Now if I were to modify $szItem then $aData[$iIndex] (where
$iIndexdenotes the current array's index) would also change. This is called passing by reference which we have a good article on already.
We then need to check if any of our blocks have empty space. Sometimes a subtitle file will have some extra line breaks and/or carriage returns at the end of the document - the
emptyconstruct will take care of that for us:
We now need to break the lines up for each block. Sometimes, however, the actual text for the subtitles drop into more than one line and therefore we can never guarantee how many lines we will end up with. By providing the optional third argument into the explode function, we can tell it to split only in 3 parts - for which the last part will simply include the rest of the text which leaves us a guaranteed 3, or in some unwanted circumstances, less than 3 items in our array.
Also, as the time-stamps for when a subtitle should appear and then disappear are separated by an arrow, we have rather an easy task in splitting the start time-stamp from the end time-stamp.
Last but not least we now want to place our items into the master array, ready to be returned to the front-end. Seeing as how we have all the parts for our current block, we can simply assign the values like so:
Notice that we are using type-juggling for the assignment of the subtitle index - that is because it's an integer, and we don't want PHP to class it as a string otherwise when we came to later perform some fancy things with our data, we may run into issues. Again, we have an informative article on type-juggling/type-casting.
Now we've got all the data we require! All beautifully parsed into one very enormous array. The last thing we need to do with our function is to issue the
returnconstruct to return the array:

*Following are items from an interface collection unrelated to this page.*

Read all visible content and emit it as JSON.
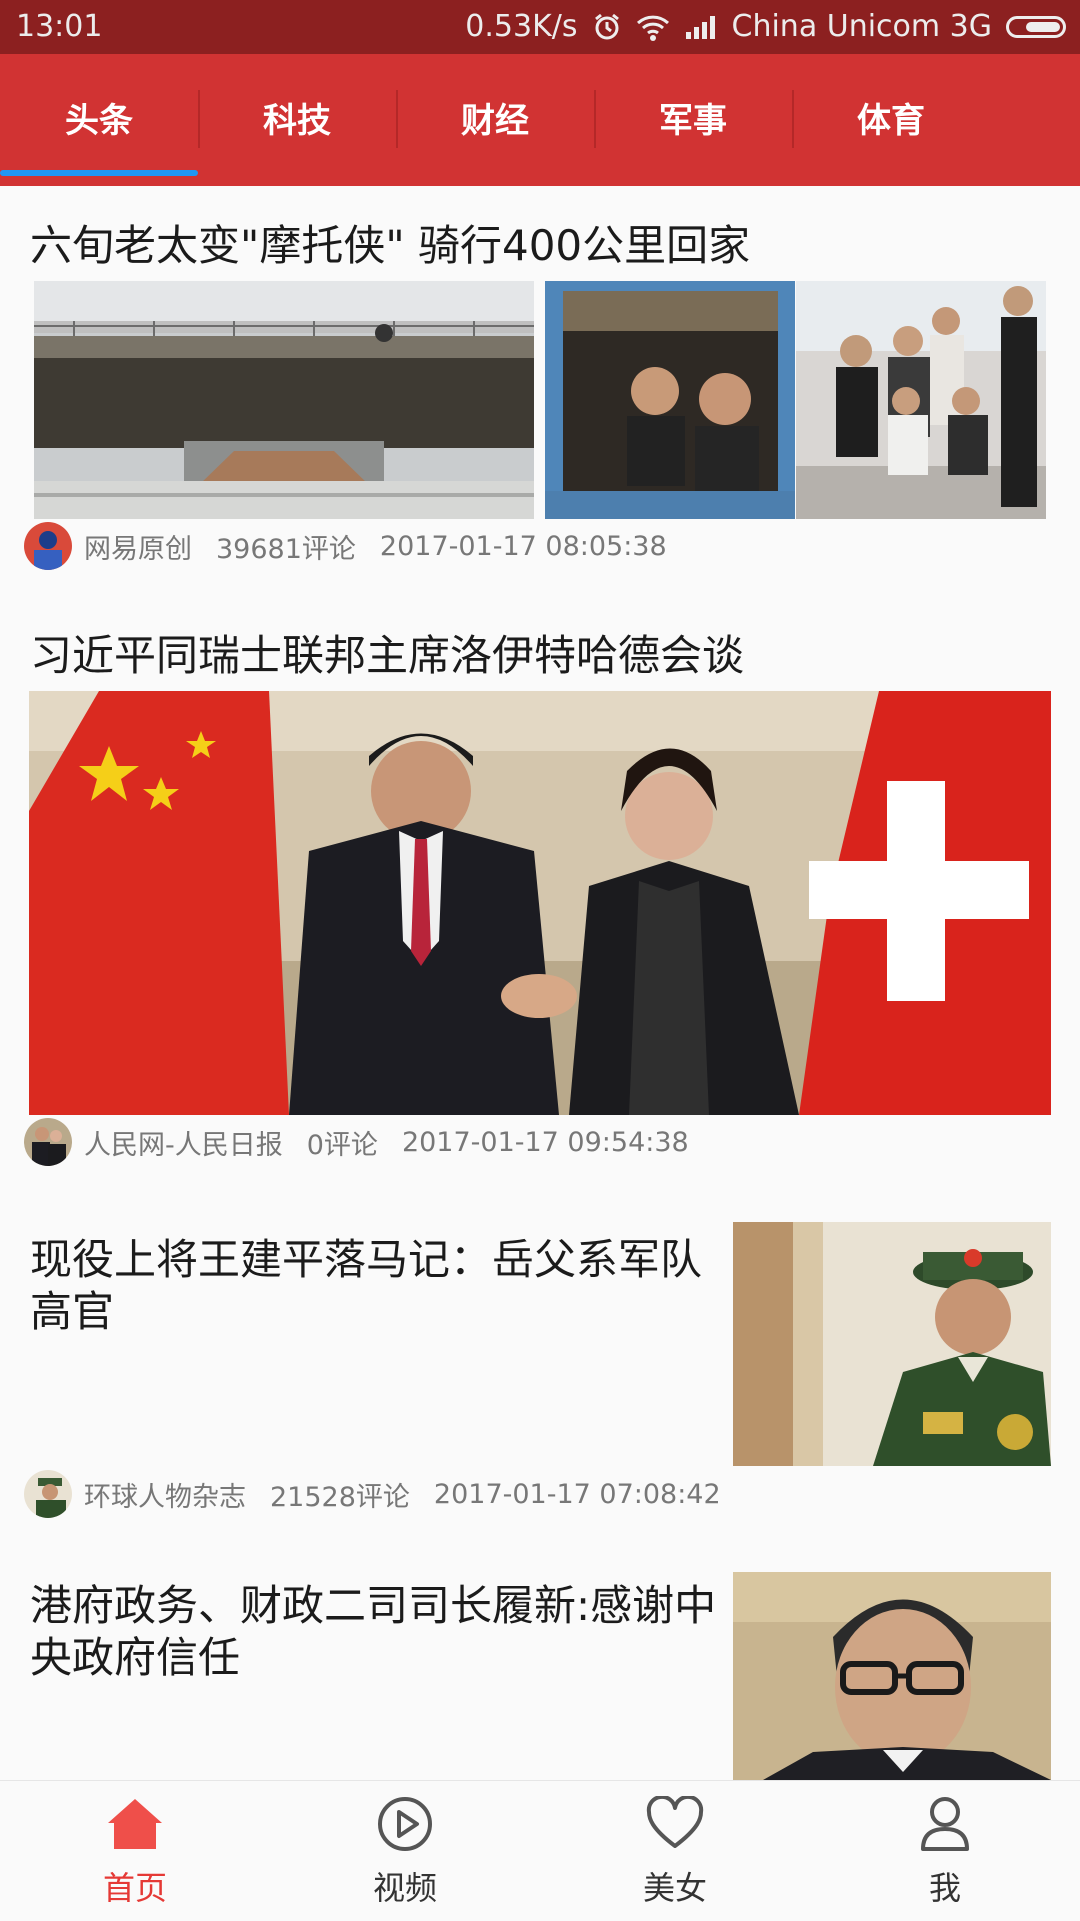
{
  "status": {
    "time": "13:01",
    "speed": "0.53K/s",
    "carrier": "China  Unicom  3G",
    "icons": [
      "alarm-icon",
      "wifi-icon",
      "signal-icon",
      "battery-icon"
    ]
  },
  "tabs": [
    {
      "label": "头条",
      "active": true
    },
    {
      "label": "科技"
    },
    {
      "label": "财经"
    },
    {
      "label": "军事"
    },
    {
      "label": "体育"
    }
  ],
  "articles": [
    {
      "title": "六旬老太变\"摩托侠\" 骑行400公里回家",
      "source": "网易原创",
      "comments": "39681评论",
      "time": "2017-01-17 08:05:38",
      "images": [
        "bridge-photo",
        "children-in-truck-photo",
        "group-of-young-men-photo"
      ]
    },
    {
      "title": "习近平同瑞士联邦主席洛伊特哈德会谈",
      "source": "人民网-人民日报",
      "comments": "0评论",
      "time": "2017-01-17 09:54:38",
      "images": [
        "handshake-with-flags-photo"
      ]
    },
    {
      "title": "现役上将王建平落马记：岳父系军队高官",
      "source": "环球人物杂志",
      "comments": "21528评论",
      "time": "2017-01-17 07:08:42",
      "images": [
        "general-in-uniform-photo"
      ]
    },
    {
      "title": "港府政务、财政二司司长履新:感谢中央政府信任",
      "images": [
        "official-with-glasses-photo"
      ]
    }
  ],
  "bottom_nav": [
    {
      "label": "首页",
      "icon": "home-icon",
      "active": true
    },
    {
      "label": "视频",
      "icon": "play-icon"
    },
    {
      "label": "美女",
      "icon": "heart-icon"
    },
    {
      "label": "我",
      "icon": "user-icon"
    }
  ],
  "colors": {
    "status_bar": "#8c2020",
    "tab_bar": "#d13333",
    "tab_indicator": "#2196f3",
    "active_nav": "#e53935"
  }
}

All that's left to do is to call the function we've just crafted, and to test if it works. This can be done like this:
$aSRT = parse_srt('BabelDvDrip[Eng]-aXXo.srt');
This should echo out the value: Get out right now. If it doesn't then you've done something wrong along the way. Fear not, however, please see the attached documents for both the script itself, and the SRT file that I used for the article.
This article has hopefully given you a good insight in how to go parsing files. When you start parsing websites things become a whole lot different. That is where the DOM is intended to help, by classing each node as an object which has 0, 1 or many attributes. The key is to look for a common paradigm that can be used to usher code off into its own blocks so that you can begin parsing it even further. In our case, the pattern was the double \r\n\r\n or \n\n, depending on the value of
$szBreak, and then each inner block was separated via a single set of line break/carriage return. Whereas the times were separated by an ASCII arrow, giving us many different examples to parse documents.
I'm sure you can now appreciate why we need such standards as XML and JSON!
Files: Download SRT and PHP files.